◆ **Stored entries**
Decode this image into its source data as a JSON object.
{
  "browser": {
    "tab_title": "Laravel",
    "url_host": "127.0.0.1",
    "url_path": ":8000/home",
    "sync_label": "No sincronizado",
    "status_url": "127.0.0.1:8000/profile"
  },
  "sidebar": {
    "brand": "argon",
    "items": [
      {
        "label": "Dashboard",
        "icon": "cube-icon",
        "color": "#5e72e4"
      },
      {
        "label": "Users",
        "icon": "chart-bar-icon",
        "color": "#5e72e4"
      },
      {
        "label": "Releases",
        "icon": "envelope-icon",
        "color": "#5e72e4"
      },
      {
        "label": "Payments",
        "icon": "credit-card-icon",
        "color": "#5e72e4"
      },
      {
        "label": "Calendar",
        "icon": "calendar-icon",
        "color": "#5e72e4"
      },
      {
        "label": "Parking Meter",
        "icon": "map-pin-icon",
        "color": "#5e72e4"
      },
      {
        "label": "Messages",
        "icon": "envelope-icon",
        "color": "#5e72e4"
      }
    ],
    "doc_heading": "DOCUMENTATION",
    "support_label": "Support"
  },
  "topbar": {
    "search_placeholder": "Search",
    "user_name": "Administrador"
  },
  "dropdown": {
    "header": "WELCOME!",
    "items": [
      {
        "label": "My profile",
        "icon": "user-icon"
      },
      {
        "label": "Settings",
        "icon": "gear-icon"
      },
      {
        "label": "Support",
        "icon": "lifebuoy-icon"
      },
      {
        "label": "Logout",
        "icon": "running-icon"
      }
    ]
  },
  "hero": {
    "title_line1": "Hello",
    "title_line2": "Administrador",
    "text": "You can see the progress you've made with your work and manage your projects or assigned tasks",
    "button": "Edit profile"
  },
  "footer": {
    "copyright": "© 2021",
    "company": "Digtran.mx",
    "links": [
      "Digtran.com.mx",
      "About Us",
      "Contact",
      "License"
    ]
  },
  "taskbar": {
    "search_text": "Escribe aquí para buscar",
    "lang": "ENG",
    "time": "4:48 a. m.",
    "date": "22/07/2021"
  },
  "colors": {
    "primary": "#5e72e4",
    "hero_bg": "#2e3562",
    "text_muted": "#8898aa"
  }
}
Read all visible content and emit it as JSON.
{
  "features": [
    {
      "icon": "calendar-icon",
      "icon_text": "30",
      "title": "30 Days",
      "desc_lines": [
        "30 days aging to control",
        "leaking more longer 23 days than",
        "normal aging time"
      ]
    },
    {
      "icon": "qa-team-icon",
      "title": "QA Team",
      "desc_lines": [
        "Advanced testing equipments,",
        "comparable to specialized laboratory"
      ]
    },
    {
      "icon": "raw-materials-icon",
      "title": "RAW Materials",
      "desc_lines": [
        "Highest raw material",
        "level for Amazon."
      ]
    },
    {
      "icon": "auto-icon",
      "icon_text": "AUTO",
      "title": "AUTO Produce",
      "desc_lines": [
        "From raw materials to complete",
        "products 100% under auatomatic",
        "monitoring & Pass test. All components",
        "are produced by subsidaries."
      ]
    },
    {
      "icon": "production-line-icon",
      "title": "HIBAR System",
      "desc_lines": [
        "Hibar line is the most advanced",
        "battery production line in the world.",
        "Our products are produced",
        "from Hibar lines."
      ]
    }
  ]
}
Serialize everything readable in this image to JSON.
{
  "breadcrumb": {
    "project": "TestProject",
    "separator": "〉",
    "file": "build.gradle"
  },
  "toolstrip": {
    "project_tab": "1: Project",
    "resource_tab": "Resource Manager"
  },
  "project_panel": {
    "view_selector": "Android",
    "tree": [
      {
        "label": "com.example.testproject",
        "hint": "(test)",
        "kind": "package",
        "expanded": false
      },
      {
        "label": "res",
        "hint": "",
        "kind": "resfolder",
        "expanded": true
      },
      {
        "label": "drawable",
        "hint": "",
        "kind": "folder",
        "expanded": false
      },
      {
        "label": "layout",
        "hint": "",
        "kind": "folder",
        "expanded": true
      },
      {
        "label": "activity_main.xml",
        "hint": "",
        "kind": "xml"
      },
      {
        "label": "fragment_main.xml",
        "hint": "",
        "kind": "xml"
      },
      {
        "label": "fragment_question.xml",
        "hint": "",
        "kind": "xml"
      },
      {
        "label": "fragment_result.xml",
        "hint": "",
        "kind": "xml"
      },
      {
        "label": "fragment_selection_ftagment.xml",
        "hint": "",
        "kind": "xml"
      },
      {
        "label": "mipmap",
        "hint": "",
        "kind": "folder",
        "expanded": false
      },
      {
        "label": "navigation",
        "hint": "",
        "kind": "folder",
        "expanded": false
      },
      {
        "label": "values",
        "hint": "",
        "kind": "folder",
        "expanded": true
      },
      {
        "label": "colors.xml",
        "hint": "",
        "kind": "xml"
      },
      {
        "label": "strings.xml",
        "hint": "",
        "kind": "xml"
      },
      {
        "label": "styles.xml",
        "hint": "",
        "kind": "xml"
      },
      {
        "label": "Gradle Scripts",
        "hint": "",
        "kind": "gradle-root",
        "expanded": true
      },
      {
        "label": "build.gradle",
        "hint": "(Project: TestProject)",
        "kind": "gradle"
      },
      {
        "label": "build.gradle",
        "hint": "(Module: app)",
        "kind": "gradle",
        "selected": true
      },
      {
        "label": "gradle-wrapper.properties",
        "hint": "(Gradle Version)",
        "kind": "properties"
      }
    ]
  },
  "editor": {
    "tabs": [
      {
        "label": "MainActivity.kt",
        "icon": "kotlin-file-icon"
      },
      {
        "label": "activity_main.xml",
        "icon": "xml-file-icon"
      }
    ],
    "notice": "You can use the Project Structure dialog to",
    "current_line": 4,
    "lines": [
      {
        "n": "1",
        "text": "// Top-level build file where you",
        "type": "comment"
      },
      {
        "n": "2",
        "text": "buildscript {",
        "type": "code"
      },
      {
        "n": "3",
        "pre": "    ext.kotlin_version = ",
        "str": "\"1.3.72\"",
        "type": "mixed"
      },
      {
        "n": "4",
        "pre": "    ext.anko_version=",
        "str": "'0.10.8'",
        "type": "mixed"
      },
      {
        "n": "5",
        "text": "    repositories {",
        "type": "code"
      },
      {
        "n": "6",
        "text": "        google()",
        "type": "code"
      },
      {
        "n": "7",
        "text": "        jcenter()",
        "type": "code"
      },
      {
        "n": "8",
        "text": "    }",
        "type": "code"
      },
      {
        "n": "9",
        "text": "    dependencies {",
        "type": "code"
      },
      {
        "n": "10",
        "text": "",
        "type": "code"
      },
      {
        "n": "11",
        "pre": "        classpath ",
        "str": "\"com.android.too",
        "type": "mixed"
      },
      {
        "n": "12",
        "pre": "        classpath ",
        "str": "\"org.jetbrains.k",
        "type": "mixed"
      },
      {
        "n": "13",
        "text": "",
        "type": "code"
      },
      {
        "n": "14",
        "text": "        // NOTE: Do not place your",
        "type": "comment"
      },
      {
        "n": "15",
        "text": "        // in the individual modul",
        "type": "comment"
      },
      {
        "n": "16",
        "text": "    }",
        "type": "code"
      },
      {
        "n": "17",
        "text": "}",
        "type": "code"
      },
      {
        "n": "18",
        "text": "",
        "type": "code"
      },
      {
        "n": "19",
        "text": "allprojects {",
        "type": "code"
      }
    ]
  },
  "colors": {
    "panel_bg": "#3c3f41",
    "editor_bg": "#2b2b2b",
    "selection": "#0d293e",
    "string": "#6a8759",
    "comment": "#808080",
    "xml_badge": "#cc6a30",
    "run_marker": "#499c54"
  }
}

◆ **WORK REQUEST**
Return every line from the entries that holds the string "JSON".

◆ **PROBLEM SOLUTION**
Decode this image into its source data as a JSON object.
Read all visible content and emit it as JSON.
Serialize everything readable in this image to JSON.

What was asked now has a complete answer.